Should You Avoid Grains?
As with most things in nutrition, it depends entirely on the individual. Generally speaking if you are a normal, healthy, active adult you can safely incorporate grains in your diet (as long as they are mainly whole grains). If you suffer from a serious autoimmune disease, insulin resistance, metabolic syndrome or diabetes, you may want to or need to avoid grains (especially refined grains). Some grains (especially wheat) can cause digestive distress in individuals who are sensitive to it. If you experience excessive bloating, gas or stomach upset after consuming grains you may want to avoid them. Many individuals are sensitive to wheat in particular due to a gluten intolerance or celiac disease, but are still able to safely consume other non-gluten-containing whole grains. Keep in mind that just because some individuals can not tolerate grains does not make grains “unhealthy”. Just like an individual allergic to strawberries doesn’t make strawberries unhealthy. The bottom line is that grains are okay for some people, and not for others. If you are concerned about grain consumption or are still unsure whether or not you should be eating grains, talk to a dietitian.
How Much Should You Eat?
Once again, this depends entirely on the individual. Some individuals are better off not eating grains at all, while others have diets made up of 50% grains and are perfectly healthy. Next to sugar, which EVERYONE should avoid, grains are our biggest source of carbohydrates. Healthy, active individuals who do a lot of anaerobic work typically need and can tolerate a higher amount of carbohydrates, whereas people who are sedentary, overweight, diabetic or have other metabolic issues are typically better off following a low-carb or grain-free diet. Generally speaking, the average person does not need nearly as many carbohydrates or grains as mainstream nutrition recommends. My recommendation for the average adult is to focus on fruits and vegetables first, then protein and healthy fats, leaving grains as an optional accompaniment. Basically, grains can be a part of a healthy, well-balanced diet, but they should not be the focus of your diet.
Grains and Weight Loss
Can a grain-free diet help you lose weight? It depends. I know that’s not the answer you were hoping for, but something we need to realize is that the answers to our nutrition questions are rarely black and white- and that’s because each and every one of us is different. What works for one person may not work for another. With that being said, eating fewer grains (and carbohydrates in general) has been proven to be one of the best ways to lose weight. Several studies have shown that individuals who follow a grain-free or low-carb diet experience weight loss, reduced belly fat and see a significant improvement in their health.

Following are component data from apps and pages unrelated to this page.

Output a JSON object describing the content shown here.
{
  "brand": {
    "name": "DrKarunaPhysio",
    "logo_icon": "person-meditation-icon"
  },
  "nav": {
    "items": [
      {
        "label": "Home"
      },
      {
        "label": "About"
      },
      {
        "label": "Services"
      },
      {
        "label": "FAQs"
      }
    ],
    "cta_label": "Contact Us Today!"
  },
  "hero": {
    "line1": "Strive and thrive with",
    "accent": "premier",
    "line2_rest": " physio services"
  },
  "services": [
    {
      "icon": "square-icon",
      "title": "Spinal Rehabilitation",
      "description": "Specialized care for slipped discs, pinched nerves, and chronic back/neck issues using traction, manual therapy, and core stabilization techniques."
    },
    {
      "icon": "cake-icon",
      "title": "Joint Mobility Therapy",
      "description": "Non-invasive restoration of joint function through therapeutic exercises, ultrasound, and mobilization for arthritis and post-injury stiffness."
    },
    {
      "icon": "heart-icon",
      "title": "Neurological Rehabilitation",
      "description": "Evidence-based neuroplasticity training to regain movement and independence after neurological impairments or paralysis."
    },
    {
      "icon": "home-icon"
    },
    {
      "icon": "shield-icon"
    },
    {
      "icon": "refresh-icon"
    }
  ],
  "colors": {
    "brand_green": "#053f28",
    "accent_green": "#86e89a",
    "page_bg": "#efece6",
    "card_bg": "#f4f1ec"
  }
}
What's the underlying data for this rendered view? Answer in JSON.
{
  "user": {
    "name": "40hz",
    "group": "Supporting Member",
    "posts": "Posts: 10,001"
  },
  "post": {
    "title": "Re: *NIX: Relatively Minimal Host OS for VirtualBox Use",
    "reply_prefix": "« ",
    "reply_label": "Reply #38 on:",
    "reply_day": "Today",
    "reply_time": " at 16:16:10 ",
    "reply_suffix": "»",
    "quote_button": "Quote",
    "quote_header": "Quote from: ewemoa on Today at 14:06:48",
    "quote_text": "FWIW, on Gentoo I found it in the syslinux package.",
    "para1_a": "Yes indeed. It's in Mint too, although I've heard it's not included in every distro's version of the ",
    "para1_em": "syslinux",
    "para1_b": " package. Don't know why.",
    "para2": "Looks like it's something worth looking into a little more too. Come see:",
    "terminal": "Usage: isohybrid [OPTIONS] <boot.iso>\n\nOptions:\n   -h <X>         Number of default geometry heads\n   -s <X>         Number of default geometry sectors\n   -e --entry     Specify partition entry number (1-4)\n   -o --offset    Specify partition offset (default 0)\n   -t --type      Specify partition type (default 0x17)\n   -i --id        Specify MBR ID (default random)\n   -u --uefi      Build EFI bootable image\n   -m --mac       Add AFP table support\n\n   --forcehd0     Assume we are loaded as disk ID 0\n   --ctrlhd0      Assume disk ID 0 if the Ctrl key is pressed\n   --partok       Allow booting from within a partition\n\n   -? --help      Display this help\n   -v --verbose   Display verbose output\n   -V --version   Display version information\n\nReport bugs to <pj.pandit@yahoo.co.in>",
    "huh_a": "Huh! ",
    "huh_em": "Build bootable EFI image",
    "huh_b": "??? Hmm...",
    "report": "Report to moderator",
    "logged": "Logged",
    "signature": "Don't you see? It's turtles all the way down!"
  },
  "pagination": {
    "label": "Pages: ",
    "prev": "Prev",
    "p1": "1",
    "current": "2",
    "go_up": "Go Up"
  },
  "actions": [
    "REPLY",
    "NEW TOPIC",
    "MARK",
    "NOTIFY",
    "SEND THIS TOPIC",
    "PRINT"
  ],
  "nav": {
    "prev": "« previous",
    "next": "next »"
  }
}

Take Away Message: Everyone should reduce or eliminate their consumption of refined grains. If you choose to eat grains, reach for whole grains or sprouted whole grains instead. If you like whole grains and feel good eating them then there is no reason to avoid them. If you don’t like grains or do not tolerate them for one reason or another, there is also nothing wrong with skipping them altogether. While we need fruits, vegetables and meats for certain essential nutrients, a diet doesn’t need to include grains to be healthy. If you’re someone who is looking to lose weight, have insulin resistance, metabolic syndrome or diabetes, following a grain-free diet could be beneficial to you. The bottom line is: grains are good for some people and not for others; health can exist with or without them. Figure out what works best for you and eat accordingly. If you’re still confused as to whether or not you should be eating grains or would like to know how to follow a grain-free diet, talk to a dietitian.